» EXERCISE
Copy every entry exactly, but skip the pictures.

[Items from an interface collection]
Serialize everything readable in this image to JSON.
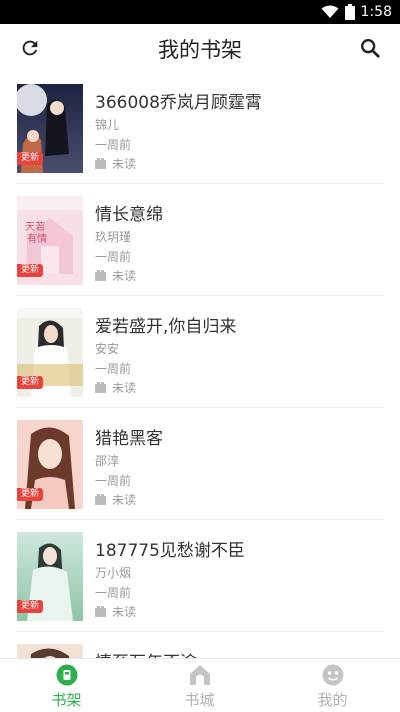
{
  "status_bar": {
    "time": "1:58"
  },
  "header": {
    "title": "我的书架",
    "refresh_icon": "refresh-icon",
    "search_icon": "search-icon"
  },
  "books": [
    {
      "title": "366008乔岚月顾霆霄",
      "author": "锦儿",
      "updated": "一周前",
      "read_status": "未读",
      "badge": "更新"
    },
    {
      "title": "情长意绵",
      "author": "玖玥瑾",
      "updated": "一周前",
      "read_status": "未读",
      "badge": "更新"
    },
    {
      "title": "爱若盛开,你自归来",
      "author": "安安",
      "updated": "一周前",
      "read_status": "未读",
      "badge": "更新"
    },
    {
      "title": "猎艳黑客",
      "author": "邵淳",
      "updated": "一周前",
      "read_status": "未读",
      "badge": "更新"
    },
    {
      "title": "187775见愁谢不臣",
      "author": "万小烟",
      "updated": "一周前",
      "read_status": "未读",
      "badge": "更新"
    },
    {
      "title": "情至万年不渝"
    }
  ],
  "tabs": [
    {
      "label": "书架",
      "active": true
    },
    {
      "label": "书城",
      "active": false
    },
    {
      "label": "我的",
      "active": false
    }
  ],
  "colors": {
    "accent": "#2db04b",
    "inactive": "#b0b0b0",
    "badge": "#e8433c"
  }
}
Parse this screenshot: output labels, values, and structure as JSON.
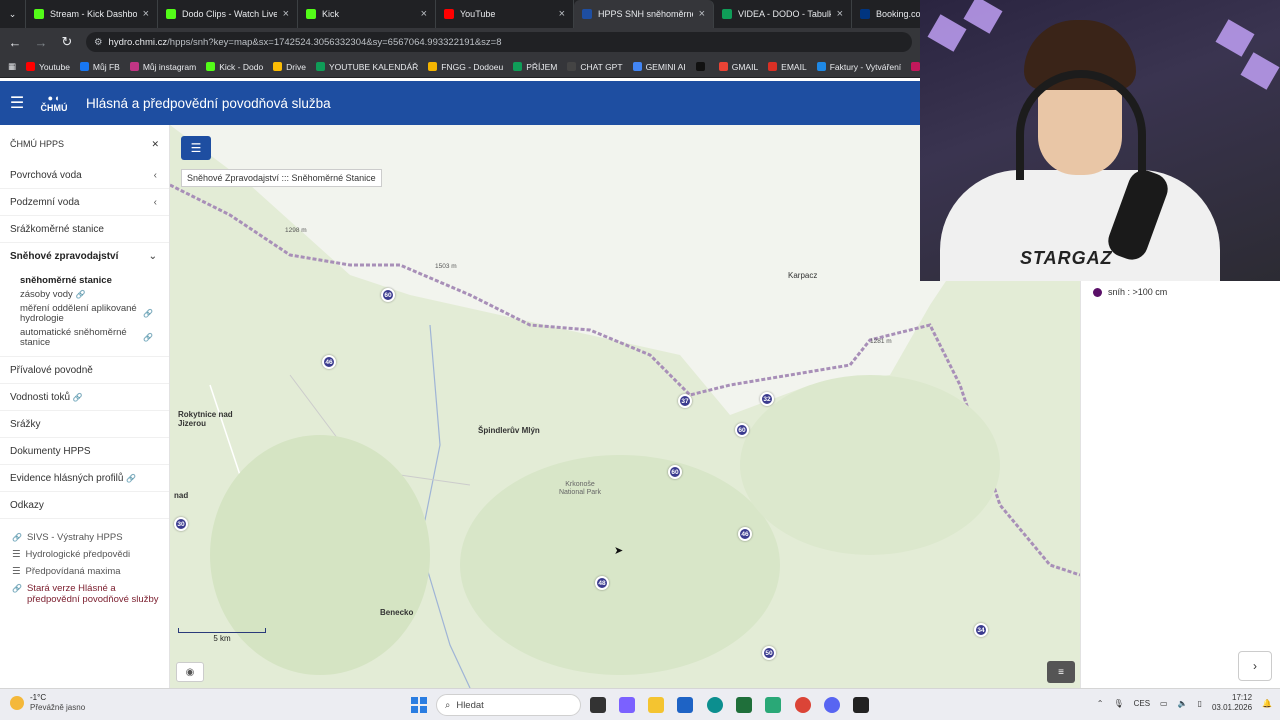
{
  "browser": {
    "tabs": [
      {
        "title": "Stream - Kick Dashboard",
        "color": "#53fc18"
      },
      {
        "title": "Dodo Clips - Watch Live o",
        "color": "#53fc18"
      },
      {
        "title": "Kick",
        "color": "#53fc18"
      },
      {
        "title": "YouTube",
        "color": "#ff0000"
      },
      {
        "title": "HPPS SNH sněhoměrné st",
        "color": "#1e4ea1",
        "active": true
      },
      {
        "title": "VIDEA - DODO - Tabulky",
        "color": "#0f9d58"
      },
      {
        "title": "Booking.com",
        "color": "#003580"
      }
    ],
    "url_host": "hydro.chmi.cz",
    "url_path": "/hpps/snh?key=map&sx=1742524.3056332304&sy=6567064.993322191&sz=8",
    "bookmarks": [
      {
        "label": "Youtube",
        "color": "#ff0000"
      },
      {
        "label": "Můj FB",
        "color": "#1877f2"
      },
      {
        "label": "Můj instagram",
        "color": "#c13584"
      },
      {
        "label": "Kick - Dodo",
        "color": "#53fc18"
      },
      {
        "label": "Drive",
        "color": "#fbbc04"
      },
      {
        "label": "YOUTUBE KALENDÁŘ",
        "color": "#0f9d58"
      },
      {
        "label": "FNGG - Dodoeu",
        "color": "#f4b400"
      },
      {
        "label": "PŘÍJEM",
        "color": "#0f9d58"
      },
      {
        "label": "CHAT GPT",
        "color": "#444444"
      },
      {
        "label": "GEMINI AI",
        "color": "#4285f4"
      },
      {
        "label": "",
        "color": "#111111"
      },
      {
        "label": "GMAIL",
        "color": "#ea4335"
      },
      {
        "label": "EMAIL",
        "color": "#d93025"
      },
      {
        "label": "Faktury - Vytváření",
        "color": "#1e88e5"
      },
      {
        "label": "P",
        "color": "#c2185b"
      }
    ]
  },
  "header": {
    "logo_text": "ČHMÚ",
    "title": "Hlásná a předpovědní povodňová služba"
  },
  "sidebar": {
    "top_label": "ČHMÚ HPPS",
    "items": [
      {
        "label": "Povrchová voda"
      },
      {
        "label": "Podzemní voda"
      },
      {
        "label": "Srážkoměrné stanice"
      },
      {
        "label": "Sněhové zpravodajství"
      }
    ],
    "snow_subitems": [
      {
        "label": "sněhoměrné stanice"
      },
      {
        "label": "zásoby vody"
      },
      {
        "label": "měření oddělení aplikované hydrologie"
      },
      {
        "label": "automatické sněhoměrné stanice"
      }
    ],
    "items2": [
      {
        "label": "Přívalové povodně"
      },
      {
        "label": "Vodnosti toků"
      },
      {
        "label": "Srážky"
      },
      {
        "label": "Dokumenty HPPS"
      },
      {
        "label": "Evidence hlásných profilů"
      },
      {
        "label": "Odkazy"
      }
    ],
    "links": [
      {
        "label": "SIVS - Výstrahy HPPS"
      },
      {
        "label": "Hydrologické předpovědi"
      },
      {
        "label": "Předpovídaná maxima"
      },
      {
        "label": "Stará verze Hlásné a předpovědní povodňové služby"
      }
    ]
  },
  "map": {
    "tooltip": "Sněhové Zpravodajství ::: Sněhoměrné Stanice",
    "labels": {
      "karpacz": "Karpacz",
      "spindleruv": "Špindlerův Mlýn",
      "rokytnice": "Rokytnice nad Jizerou",
      "nad": "nad",
      "benecko": "Benecko",
      "park": "Krkonoše National Park",
      "elev1": "1298 m",
      "elev2": "1503 m",
      "elev3": "1281 m"
    },
    "markers": [
      "60",
      "46",
      "37",
      "32",
      "60",
      "60",
      "46",
      "30",
      "48",
      "34",
      "50"
    ],
    "scale": "5 km"
  },
  "legend": {
    "label": "sníh : >100 cm",
    "color": "#5a1068"
  },
  "taskbar": {
    "temp": "-1°C",
    "weather": "Převážně jasno",
    "search": "Hledat",
    "lang": "CES",
    "time": "17:12",
    "date": "03.01.2026"
  },
  "webcam": {
    "shirt_text": "STARGAZ"
  }
}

» SOLUTION
Serialize everything readable in this image to JSON.
{
  "status_bar": {
    "time": "1:58"
  },
  "header": {
    "title": "我的书架",
    "refresh_icon": "refresh-icon",
    "search_icon": "search-icon"
  },
  "books": [
    {
      "title": "366008乔岚月顾霆霄",
      "author": "锦儿",
      "updated": "一周前",
      "read_status": "未读",
      "badge": "更新"
    },
    {
      "title": "情长意绵",
      "author": "玖玥瑾",
      "updated": "一周前",
      "read_status": "未读",
      "badge": "更新"
    },
    {
      "title": "爱若盛开,你自归来",
      "author": "安安",
      "updated": "一周前",
      "read_status": "未读",
      "badge": "更新"
    },
    {
      "title": "猎艳黑客",
      "author": "邵淳",
      "updated": "一周前",
      "read_status": "未读",
      "badge": "更新"
    },
    {
      "title": "187775见愁谢不臣",
      "author": "万小烟",
      "updated": "一周前",
      "read_status": "未读",
      "badge": "更新"
    },
    {
      "title": "情至万年不渝"
    }
  ],
  "tabs": [
    {
      "label": "书架",
      "active": true
    },
    {
      "label": "书城",
      "active": false
    },
    {
      "label": "我的",
      "active": false
    }
  ],
  "colors": {
    "accent": "#2db04b",
    "inactive": "#b0b0b0",
    "badge": "#e8433c"
  }
}
Parse this screenshot: output labels, values, and structure as JSON.
{
  "browser": {
    "tabs": [
      {
        "title": "Stream - Kick Dashboard",
        "color": "#53fc18"
      },
      {
        "title": "Dodo Clips - Watch Live o",
        "color": "#53fc18"
      },
      {
        "title": "Kick",
        "color": "#53fc18"
      },
      {
        "title": "YouTube",
        "color": "#ff0000"
      },
      {
        "title": "HPPS SNH sněhoměrné st",
        "color": "#1e4ea1",
        "active": true
      },
      {
        "title": "VIDEA - DODO - Tabulky",
        "color": "#0f9d58"
      },
      {
        "title": "Booking.com",
        "color": "#003580"
      }
    ],
    "url_host": "hydro.chmi.cz",
    "url_path": "/hpps/snh?key=map&sx=1742524.3056332304&sy=6567064.993322191&sz=8",
    "bookmarks": [
      {
        "label": "Youtube",
        "color": "#ff0000"
      },
      {
        "label": "Můj FB",
        "color": "#1877f2"
      },
      {
        "label": "Můj instagram",
        "color": "#c13584"
      },
      {
        "label": "Kick - Dodo",
        "color": "#53fc18"
      },
      {
        "label": "Drive",
        "color": "#fbbc04"
      },
      {
        "label": "YOUTUBE KALENDÁŘ",
        "color": "#0f9d58"
      },
      {
        "label": "FNGG - Dodoeu",
        "color": "#f4b400"
      },
      {
        "label": "PŘÍJEM",
        "color": "#0f9d58"
      },
      {
        "label": "CHAT GPT",
        "color": "#444444"
      },
      {
        "label": "GEMINI AI",
        "color": "#4285f4"
      },
      {
        "label": "",
        "color": "#111111"
      },
      {
        "label": "GMAIL",
        "color": "#ea4335"
      },
      {
        "label": "EMAIL",
        "color": "#d93025"
      },
      {
        "label": "Faktury - Vytváření",
        "color": "#1e88e5"
      },
      {
        "label": "P",
        "color": "#c2185b"
      }
    ]
  },
  "header": {
    "logo_text": "ČHMÚ",
    "title": "Hlásná a předpovědní povodňová služba"
  },
  "sidebar": {
    "top_label": "ČHMÚ HPPS",
    "items": [
      {
        "label": "Povrchová voda"
      },
      {
        "label": "Podzemní voda"
      },
      {
        "label": "Srážkoměrné stanice"
      },
      {
        "label": "Sněhové zpravodajství"
      }
    ],
    "snow_subitems": [
      {
        "label": "sněhoměrné stanice"
      },
      {
        "label": "zásoby vody"
      },
      {
        "label": "měření oddělení aplikované hydrologie"
      },
      {
        "label": "automatické sněhoměrné stanice"
      }
    ],
    "items2": [
      {
        "label": "Přívalové povodně"
      },
      {
        "label": "Vodnosti toků"
      },
      {
        "label": "Srážky"
      },
      {
        "label": "Dokumenty HPPS"
      },
      {
        "label": "Evidence hlásných profilů"
      },
      {
        "label": "Odkazy"
      }
    ],
    "links": [
      {
        "label": "SIVS - Výstrahy HPPS"
      },
      {
        "label": "Hydrologické předpovědi"
      },
      {
        "label": "Předpovídaná maxima"
      },
      {
        "label": "Stará verze Hlásné a předpovědní povodňové služby"
      }
    ]
  },
  "map": {
    "tooltip": "Sněhové Zpravodajství ::: Sněhoměrné Stanice",
    "labels": {
      "karpacz": "Karpacz",
      "spindleruv": "Špindlerův Mlýn",
      "rokytnice": "Rokytnice nad Jizerou",
      "nad": "nad",
      "benecko": "Benecko",
      "park": "Krkonoše National Park",
      "elev1": "1298 m",
      "elev2": "1503 m",
      "elev3": "1281 m"
    },
    "markers": [
      "60",
      "46",
      "37",
      "32",
      "60",
      "60",
      "46",
      "30",
      "48",
      "34",
      "50"
    ],
    "scale": "5 km"
  },
  "legend": {
    "label": "sníh : >100 cm",
    "color": "#5a1068"
  },
  "taskbar": {
    "temp": "-1°C",
    "weather": "Převážně jasno",
    "search": "Hledat",
    "lang": "CES",
    "time": "17:12",
    "date": "03.01.2026"
  },
  "webcam": {
    "shirt_text": "STARGAZ"
  }
}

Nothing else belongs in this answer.